Truman Library Begins Major Renovation Project
By Mary Ryan | National Archives News
WASHINGTON, September 5, 2019 — The Harry S. Truman Presidential Library in Independence, MO, is undergoing a year-long renovation that will result in a new Truman permanent exhibition, new amenities for visitors, and enhanced educational and community programming.
Archivist of the United States David S. Ferriero, Missouri Governor Mike Parson, and Clifton Truman Daniel (President Truman’s oldest grandson), joined Library Director Kurt Graham for a ceremonial ground-breaking to mark the beginning of this major renovation and expansion project.

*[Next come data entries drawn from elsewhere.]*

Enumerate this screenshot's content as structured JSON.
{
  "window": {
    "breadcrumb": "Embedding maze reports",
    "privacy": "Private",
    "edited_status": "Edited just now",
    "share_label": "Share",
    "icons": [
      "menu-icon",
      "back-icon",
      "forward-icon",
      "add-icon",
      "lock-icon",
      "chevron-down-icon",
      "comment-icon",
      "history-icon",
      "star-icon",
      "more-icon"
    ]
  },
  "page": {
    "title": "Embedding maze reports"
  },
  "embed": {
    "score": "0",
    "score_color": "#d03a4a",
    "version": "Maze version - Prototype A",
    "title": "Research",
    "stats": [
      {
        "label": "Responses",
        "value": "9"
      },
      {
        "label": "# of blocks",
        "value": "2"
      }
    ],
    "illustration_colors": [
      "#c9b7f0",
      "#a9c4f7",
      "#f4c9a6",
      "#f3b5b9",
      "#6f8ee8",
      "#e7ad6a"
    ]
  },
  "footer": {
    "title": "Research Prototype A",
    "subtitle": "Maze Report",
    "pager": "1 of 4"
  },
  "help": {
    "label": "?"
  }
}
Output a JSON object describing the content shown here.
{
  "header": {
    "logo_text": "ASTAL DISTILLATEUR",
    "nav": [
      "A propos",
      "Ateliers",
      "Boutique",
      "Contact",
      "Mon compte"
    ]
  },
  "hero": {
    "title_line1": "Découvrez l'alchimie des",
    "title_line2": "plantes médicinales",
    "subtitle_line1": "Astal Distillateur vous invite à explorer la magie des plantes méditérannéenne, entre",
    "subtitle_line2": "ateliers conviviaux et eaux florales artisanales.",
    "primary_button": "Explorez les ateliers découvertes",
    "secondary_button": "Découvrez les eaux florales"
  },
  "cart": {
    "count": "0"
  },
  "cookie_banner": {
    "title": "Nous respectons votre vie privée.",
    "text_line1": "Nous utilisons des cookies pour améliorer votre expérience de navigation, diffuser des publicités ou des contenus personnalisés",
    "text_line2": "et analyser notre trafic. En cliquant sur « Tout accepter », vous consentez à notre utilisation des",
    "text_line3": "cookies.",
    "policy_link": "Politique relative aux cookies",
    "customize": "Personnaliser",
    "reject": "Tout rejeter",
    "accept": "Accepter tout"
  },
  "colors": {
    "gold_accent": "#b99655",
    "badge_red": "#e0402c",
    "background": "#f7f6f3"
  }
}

“Our Presidential Libraries play an important role in educating visitors about how our government works, especially the role of the President," said Ferriero.“The Kansas City area is fortunate to serve as home to one of our nation’s 14 Presidential Libraries, and we look forward to the next generation learning from Harry Truman’s life and Presidency upon the reopening of the Truman Library next year.”
The library closed on July 23—although the research room remains open—and will reopen in fall 2020. Next year marks the 75th anniversary of Truman’s succession to the Presidency after the death of Franklin D. Roosevelt, and the opening of the new public spaces will be a fitting tribute to the man and the President.
Daniel reflected on his grandfather’s vision for his Presidential Library.“He imagined it as a place where people could learn about our democracy and the Presidency,” Daniel said. “He teased my grandmother that the library courtyard was their final resting place so he could get up and go to work if he wanted to. He’d like the idea that this renovation will do just that—keep him, his times, and his Presidency alive for future generations.”
The $30 million project is the library’s largest renovation since the museum opened in 1957. When it is done, the library will have a 3,000-square-foot addition with a new front entrance and lobby, and completely new and reimagined museum exhibits.
“It’s a great time to be in the Truman business,” Graham said. “People are very interested in Harry Truman and see him as a great unifier who brought together people of all political persuasions. With this complete remaking of the entire museum, we are bringing Truman’s legacy to the 21st century and encouraging people to take a look at that legacy.”